"This is the future of the food and beverage industry," says Palmquist, referring to the overall layout, payment style and culinary offerings. He and Fronk agree that it's a rarity for a music venue to offer high-quality food, drinks and entertainment all at once, but that's their goal.
The two indoor bars are set up as 24 taprooms in miniature, each representing a different Colorado beer, wine, cider or spirits producer. So you can spend all evening sipping your way through offerings from Carbondale's Marble Distilling Co. or Broomfield's 4 Noses Brewing, for example, or you can pick and choose from the many other beverages, which Palmquist says will rotate regularly. Even well drinks will be all-Colorado. To start with, only seven producers will be represented (because of COVID-related restrictions), but eventually, all 24 bar stations will be activated.

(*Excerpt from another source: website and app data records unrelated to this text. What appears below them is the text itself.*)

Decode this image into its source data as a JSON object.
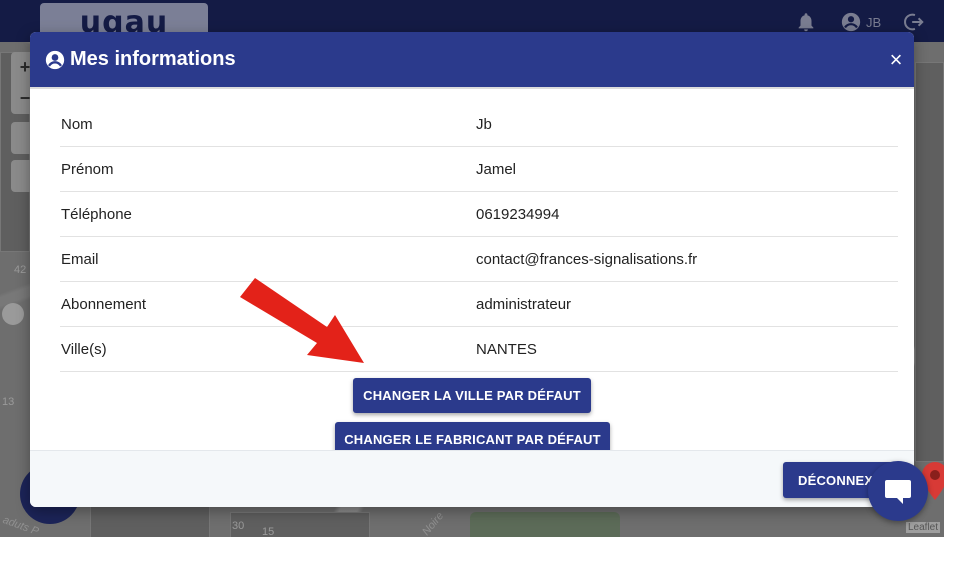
{
  "app": {
    "logo_text": "uqau",
    "user_initials": "JB",
    "map_attribution": "Leaflet"
  },
  "map": {
    "labels": [
      "42",
      "13",
      "30",
      "aduts P",
      "Noire",
      "15"
    ]
  },
  "modal": {
    "title": "Mes informations",
    "close_symbol": "×",
    "rows": [
      {
        "label": "Nom",
        "value": "Jb"
      },
      {
        "label": "Prénom",
        "value": "Jamel"
      },
      {
        "label": "Téléphone",
        "value": "0619234994"
      },
      {
        "label": "Email",
        "value": "contact@frances-signalisations.fr"
      },
      {
        "label": "Abonnement",
        "value": "administrateur"
      },
      {
        "label": "Ville(s)",
        "value": "NANTES"
      }
    ],
    "change_city_label": "CHANGER LA VILLE PAR DÉFAUT",
    "change_maker_label": "CHANGER LE FABRICANT PAR DÉFAUT",
    "logout_label": "DÉCONNEXION"
  },
  "icons": {
    "title": "user-circle-icon",
    "bell": "bell-icon",
    "account": "account-circle-icon",
    "logout": "logout-icon",
    "chat": "chat-bubble-icon",
    "arrow": "red-arrow-annotation-icon",
    "pin": "map-pin-icon"
  },
  "colors": {
    "primary": "#2b3a8c",
    "topbar": "#141b45",
    "arrow": "#e32219",
    "pin": "#d83a36"
  }
}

Throughout the space, Western decor dominates, with stereotypical animal hides, antlers and taxidermied heads, as well as unique pieces such as a topographical map of Colorado with all the booze vendors marked by location and a panorama of the state's geography above the urinals in the men's bathroom.
While the venue is capable of hosting 1,000 or so guests outside and hundreds inside, for now capacity is limited to 175 on the patios and about sixty inside. Palmquist notes that one side of the bar is closed for service but will allow seating in groups, and the side that has active taps and wells will not seat customers. Outside, Adirondack chairs are arranged in groups in front of the stage, and various other tables and lounge seating areas are also available. Mingling and standing room are currently not allowed, however, so all seating is by reservation only until city and state restrictions are eased. But there's no cover and no ticket to purchase in advance; a reservation is all that's needed to enjoy the entire experience. Bands have already been booked through October; visit Number Thirty Eight's website for details.
Number Thirty Eight opens this Friday, October 9, and will be open from 3 p.m. to midnight Thursdays and Fridays, 11 a.m. to midnight Saturdays and 11 a.m. to 10 p.m. Sundays. (Last call in Denver is currently 11 p.m.) Call 303-493-6651 or visit nmbr38.com for more details.